Journalist Inga Saffron also saw the truth: “Bruegmann, who teaches in the art history department, has received mostly sympathetic responses to his book, which might have easily been titled, Sprawl: The Bright Side. …At first glance, Bruegmann’s book gives the appearance of being an objective historical survey. He comes with an impeccable urbanist pedigree: A professor at a downtown Chicago university. …Ph.D. from the University of Pennsylvania. But the book is, in fact, a polemic on behalf of unfettered, free-market development, wherever it might be. … Bruegmann is right that some people will always gravitate to the next suburban frontier. But that doesn’t mean our government policies should encourage them.” Actually local, state and federal agencies subsidize suburban sprawl development and the sprawl industry distributes money to politicians to maintain this system.

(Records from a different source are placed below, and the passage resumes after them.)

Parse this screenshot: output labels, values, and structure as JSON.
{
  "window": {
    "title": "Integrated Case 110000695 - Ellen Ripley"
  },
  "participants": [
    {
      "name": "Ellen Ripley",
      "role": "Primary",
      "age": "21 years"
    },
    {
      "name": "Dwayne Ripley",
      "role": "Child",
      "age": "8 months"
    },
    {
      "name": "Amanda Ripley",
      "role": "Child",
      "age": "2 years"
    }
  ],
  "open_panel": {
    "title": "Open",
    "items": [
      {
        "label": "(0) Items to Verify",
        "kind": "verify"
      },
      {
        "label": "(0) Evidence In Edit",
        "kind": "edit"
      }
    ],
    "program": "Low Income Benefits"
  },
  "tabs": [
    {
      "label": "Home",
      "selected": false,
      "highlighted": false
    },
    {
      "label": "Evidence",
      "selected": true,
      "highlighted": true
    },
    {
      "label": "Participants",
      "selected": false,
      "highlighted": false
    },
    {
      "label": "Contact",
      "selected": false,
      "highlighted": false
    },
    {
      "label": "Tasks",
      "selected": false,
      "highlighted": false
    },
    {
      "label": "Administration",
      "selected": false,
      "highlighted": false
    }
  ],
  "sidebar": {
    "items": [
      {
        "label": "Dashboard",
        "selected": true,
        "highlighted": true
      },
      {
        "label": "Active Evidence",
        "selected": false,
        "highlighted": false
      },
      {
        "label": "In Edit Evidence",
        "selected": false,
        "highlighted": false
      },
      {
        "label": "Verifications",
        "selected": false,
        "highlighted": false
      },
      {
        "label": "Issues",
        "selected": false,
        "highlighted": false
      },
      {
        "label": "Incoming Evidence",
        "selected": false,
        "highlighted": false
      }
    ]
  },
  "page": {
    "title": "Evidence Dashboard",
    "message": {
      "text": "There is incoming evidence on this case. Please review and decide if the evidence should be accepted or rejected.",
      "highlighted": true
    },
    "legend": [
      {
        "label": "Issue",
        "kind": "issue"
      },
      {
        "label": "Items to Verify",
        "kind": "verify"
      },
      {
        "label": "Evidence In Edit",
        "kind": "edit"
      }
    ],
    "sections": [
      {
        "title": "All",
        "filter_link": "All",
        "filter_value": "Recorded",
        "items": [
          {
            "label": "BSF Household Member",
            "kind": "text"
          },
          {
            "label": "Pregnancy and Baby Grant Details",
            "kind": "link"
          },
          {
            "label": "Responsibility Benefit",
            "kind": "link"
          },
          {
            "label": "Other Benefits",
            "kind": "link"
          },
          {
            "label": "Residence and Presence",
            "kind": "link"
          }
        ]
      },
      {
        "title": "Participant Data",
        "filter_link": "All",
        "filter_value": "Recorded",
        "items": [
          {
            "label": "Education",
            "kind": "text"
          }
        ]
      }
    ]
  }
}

James Kunstler, who energized attempts to curb sprawl with several hit books, identified the “interesting symptom of the infantilization of the American public that the most common intellectual defense of suburbia states that it must be okay because people choose it (see David Brooks, Robert Bruegmann, Joel Kotkin, Peter Huber, et al, on that).” So true. Choice without options is meaningless.
There is only one rational conclusion to be made about Bruegmann’s apparent success in shilling for sprawl: academic credentials trump substance. I agree with Josh Stephens assessment: “The result is a cartoon version of scholarship that advocates little but the status quo.” In truth, we have an enormous amount of data to objectively reach conclusions about sprawl. In the end, what all the information and personal experience show is that uncontrolled sprawl has harmed America in many, many ways – our culture, our health, our environment, and even our politics. The marketplace has not worked for a long time, because housing supply determines demand more than demand determines community design and housing choices. The sprawl industry has a new ally in Bruegmann, but he is not serving the interests of all the Americans who want a choice other than sprawl. If you value what little free time you have, don’t waste it on Sprawl: A Compact History. If you want details about finding and choosing an alternative to sprawl, read my book. Most of all, pay attention to your local politics, because inevitably there are struggles to fight new sprawl development.
Decide for yourself whether our dominant sprawl way of life represents a heavenly or hellish existence – a healthy or unhealthy lifestyle. Especially think about this the next time you’re driving in suburbia, when you realize that you can’t walk to your destination, and when your inner voice reminds you that you need to walk more.
[Formerly Director of Environment, Energy and Natural Resources at the National Governors Association, Joel S. Hirschhorn is the author of Sprawl Kills – How Blandburbs Steal Your Time, Health and Money and the forthcoming Delusional Democracy – Fixing the Republic Without Overthrowing the Government; he can be reached through www.sprawlkills.com or www.delusionaldemocracy.com .]